Mondaq may alter or amend these Terms by amending them on the Website. By continuing to Use the Services and/or the Website after such amendment, you will be deemed to have accepted any amendment to these Terms.

These Terms shall be governed by and construed in accordance with the laws of England and Wales and you irrevocably submit to the exclusive jurisdiction of the courts of England and Wales to settle any dispute which may arise out of or in connection with these Terms. If you live outside the United Kingdom, English law shall apply only to the extent that English law shall not deprive you of any legal protection accorded in accordance with the law of the place where you are habitually resident ("Local Law"). In the event English law deprives you of any legal protection which is accorded to you under Local Law, then these terms shall be governed by Local Law and any dispute or claim arising out of or in connection with these Terms shall be subject to the non-exclusive jurisdiction of the courts where you are habitually resident.

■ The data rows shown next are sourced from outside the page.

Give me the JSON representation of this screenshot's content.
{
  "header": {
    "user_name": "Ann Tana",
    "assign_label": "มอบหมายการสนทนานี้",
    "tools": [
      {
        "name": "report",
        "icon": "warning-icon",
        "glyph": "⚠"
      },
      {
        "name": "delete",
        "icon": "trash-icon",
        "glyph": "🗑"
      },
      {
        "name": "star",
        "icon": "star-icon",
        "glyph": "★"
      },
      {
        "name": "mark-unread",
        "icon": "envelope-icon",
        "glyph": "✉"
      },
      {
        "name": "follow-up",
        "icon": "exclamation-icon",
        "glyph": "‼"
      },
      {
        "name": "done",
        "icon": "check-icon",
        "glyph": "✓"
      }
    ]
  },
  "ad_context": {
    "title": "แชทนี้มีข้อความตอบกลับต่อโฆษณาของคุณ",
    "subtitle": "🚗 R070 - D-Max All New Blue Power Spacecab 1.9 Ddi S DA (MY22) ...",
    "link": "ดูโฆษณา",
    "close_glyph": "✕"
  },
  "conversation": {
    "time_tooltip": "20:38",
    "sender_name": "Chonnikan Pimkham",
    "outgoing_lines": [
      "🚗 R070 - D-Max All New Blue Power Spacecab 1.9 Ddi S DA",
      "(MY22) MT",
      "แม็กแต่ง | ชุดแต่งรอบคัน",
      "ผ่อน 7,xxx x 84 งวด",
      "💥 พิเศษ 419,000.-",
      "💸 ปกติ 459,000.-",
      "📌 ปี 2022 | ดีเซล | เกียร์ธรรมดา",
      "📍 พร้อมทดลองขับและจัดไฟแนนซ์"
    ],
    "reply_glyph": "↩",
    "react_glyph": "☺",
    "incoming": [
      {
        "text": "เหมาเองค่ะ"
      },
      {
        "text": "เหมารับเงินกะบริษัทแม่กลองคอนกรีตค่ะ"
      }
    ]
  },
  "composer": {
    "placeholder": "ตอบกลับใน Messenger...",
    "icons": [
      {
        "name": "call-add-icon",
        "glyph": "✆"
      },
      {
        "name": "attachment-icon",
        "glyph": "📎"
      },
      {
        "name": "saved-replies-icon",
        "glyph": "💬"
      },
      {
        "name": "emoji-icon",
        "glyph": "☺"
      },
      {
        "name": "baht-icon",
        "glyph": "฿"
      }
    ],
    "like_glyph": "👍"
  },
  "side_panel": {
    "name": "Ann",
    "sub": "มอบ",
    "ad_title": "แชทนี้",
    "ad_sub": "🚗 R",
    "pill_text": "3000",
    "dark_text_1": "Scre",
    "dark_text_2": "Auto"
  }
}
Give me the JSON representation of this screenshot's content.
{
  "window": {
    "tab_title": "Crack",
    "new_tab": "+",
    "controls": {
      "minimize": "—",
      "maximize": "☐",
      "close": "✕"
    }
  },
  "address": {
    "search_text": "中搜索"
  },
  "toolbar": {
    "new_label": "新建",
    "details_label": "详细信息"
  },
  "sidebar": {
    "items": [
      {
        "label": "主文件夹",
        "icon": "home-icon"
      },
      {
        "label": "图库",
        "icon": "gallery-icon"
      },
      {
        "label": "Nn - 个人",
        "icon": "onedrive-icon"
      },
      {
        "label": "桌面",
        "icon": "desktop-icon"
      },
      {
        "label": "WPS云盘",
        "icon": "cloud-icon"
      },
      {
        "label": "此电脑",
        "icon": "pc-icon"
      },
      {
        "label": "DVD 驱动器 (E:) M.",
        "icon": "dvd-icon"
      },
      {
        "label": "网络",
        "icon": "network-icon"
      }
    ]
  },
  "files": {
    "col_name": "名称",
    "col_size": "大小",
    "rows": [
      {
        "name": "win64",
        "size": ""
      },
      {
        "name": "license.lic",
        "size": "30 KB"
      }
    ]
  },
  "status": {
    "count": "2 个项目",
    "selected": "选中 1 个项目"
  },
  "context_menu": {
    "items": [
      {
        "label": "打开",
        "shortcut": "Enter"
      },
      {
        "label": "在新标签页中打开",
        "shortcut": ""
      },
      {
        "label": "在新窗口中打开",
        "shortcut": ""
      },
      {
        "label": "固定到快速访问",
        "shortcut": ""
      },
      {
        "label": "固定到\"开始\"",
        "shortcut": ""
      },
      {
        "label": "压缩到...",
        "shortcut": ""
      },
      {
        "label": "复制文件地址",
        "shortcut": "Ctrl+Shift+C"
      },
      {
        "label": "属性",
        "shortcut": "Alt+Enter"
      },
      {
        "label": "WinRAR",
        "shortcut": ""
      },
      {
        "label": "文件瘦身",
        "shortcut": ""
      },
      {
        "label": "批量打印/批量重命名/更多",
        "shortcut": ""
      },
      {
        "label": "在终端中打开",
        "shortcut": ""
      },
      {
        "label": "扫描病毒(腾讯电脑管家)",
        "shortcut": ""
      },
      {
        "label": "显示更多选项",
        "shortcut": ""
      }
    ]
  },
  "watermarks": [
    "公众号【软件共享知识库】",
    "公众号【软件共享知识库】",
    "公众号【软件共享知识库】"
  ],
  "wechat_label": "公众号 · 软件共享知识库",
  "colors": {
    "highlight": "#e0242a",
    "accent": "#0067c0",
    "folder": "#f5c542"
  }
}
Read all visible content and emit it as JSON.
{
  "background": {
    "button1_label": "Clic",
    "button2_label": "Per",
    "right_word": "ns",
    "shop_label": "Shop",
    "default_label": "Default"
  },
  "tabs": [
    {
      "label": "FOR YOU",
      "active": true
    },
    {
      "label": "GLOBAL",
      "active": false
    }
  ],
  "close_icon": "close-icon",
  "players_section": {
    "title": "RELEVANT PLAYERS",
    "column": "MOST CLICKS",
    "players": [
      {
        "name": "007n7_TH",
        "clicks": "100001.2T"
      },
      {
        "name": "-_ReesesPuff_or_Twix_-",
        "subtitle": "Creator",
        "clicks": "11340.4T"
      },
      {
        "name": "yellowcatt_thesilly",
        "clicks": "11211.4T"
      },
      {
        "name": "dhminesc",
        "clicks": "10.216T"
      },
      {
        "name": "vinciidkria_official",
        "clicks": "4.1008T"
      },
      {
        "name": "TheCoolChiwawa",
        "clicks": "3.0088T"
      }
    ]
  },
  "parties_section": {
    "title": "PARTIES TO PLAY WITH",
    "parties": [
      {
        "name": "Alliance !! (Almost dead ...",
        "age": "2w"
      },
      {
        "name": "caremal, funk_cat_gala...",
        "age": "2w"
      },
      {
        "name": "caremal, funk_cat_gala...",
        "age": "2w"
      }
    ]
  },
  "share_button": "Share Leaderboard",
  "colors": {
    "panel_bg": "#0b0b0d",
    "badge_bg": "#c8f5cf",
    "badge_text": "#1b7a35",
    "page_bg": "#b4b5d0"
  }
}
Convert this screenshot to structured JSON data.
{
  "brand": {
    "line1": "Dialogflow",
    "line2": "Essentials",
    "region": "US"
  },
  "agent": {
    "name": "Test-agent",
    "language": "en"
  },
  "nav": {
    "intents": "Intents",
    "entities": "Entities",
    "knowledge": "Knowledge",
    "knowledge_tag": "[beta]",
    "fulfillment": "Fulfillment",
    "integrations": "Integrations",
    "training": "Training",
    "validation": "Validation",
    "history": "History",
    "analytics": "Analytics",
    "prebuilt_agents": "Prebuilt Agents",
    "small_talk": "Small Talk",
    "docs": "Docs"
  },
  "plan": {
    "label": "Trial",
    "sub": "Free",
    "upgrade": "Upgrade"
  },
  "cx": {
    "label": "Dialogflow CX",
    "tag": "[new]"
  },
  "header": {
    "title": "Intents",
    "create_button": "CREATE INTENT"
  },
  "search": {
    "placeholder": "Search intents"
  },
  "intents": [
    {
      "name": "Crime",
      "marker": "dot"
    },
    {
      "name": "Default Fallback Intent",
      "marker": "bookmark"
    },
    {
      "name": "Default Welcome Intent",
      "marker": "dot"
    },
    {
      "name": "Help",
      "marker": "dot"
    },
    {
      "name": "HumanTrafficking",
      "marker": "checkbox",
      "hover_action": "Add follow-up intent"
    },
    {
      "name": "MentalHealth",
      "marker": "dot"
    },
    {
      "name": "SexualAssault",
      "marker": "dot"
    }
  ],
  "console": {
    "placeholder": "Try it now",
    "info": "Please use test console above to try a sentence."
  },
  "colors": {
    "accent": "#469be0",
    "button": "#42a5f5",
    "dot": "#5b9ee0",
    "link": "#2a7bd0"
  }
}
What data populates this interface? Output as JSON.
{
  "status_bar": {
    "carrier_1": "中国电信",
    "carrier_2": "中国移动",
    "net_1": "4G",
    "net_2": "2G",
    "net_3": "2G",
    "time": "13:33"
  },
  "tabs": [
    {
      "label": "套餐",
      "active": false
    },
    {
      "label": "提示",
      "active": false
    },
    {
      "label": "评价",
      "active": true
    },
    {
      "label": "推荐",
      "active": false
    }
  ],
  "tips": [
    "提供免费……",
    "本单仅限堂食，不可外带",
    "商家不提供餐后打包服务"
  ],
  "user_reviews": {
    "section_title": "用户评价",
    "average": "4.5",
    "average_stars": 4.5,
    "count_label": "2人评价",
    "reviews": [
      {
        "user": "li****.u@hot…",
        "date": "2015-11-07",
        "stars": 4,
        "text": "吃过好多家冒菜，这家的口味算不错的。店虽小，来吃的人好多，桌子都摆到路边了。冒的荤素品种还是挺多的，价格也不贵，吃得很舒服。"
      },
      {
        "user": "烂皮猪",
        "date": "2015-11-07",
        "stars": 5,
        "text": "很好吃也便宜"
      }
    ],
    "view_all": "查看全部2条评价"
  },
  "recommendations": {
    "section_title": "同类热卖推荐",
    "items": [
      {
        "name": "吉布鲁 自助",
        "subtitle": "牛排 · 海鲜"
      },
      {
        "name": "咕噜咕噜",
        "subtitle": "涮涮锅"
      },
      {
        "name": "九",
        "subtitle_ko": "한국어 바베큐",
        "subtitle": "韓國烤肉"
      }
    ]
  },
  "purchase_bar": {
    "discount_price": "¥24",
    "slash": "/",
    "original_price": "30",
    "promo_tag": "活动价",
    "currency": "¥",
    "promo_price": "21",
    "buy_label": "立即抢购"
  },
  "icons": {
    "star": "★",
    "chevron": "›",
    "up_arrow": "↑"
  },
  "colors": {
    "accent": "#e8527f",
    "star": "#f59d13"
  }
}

You may print and keep a copy of these Terms, which form the entire agreement between you and Mondaq and supersede any other communications or advertising in respect of the Service and/or the Website.

No delay in exercising or non-exercise by you and/or Mondaq of any of its rights under or in connection with these Terms shall operate as a waiver or release of each of your or Mondaq’s right. Rather, any such waiver or release must be specifically granted in writing signed by the party granting it.

If any part of these Terms is held unenforceable, that part shall be enforced to the maximum extent permissible so as to give effect to the intent of the parties, and the Terms shall continue in full force and effect.

Mondaq shall not incur any liability to you on account of any loss or damage resulting from any delay or failure to perform all or any part of these Terms if such delay or failure is caused, in whole or in part, by events, occurrences, or causes beyond the control of Mondaq. Such events, occurrences or causes will include, without limitation, acts of God, strikes, lockouts, server and network failure, riots, acts of war, earthquakes, fire and explosions.

By clicking Register you state you have read and agree to our Terms and Conditions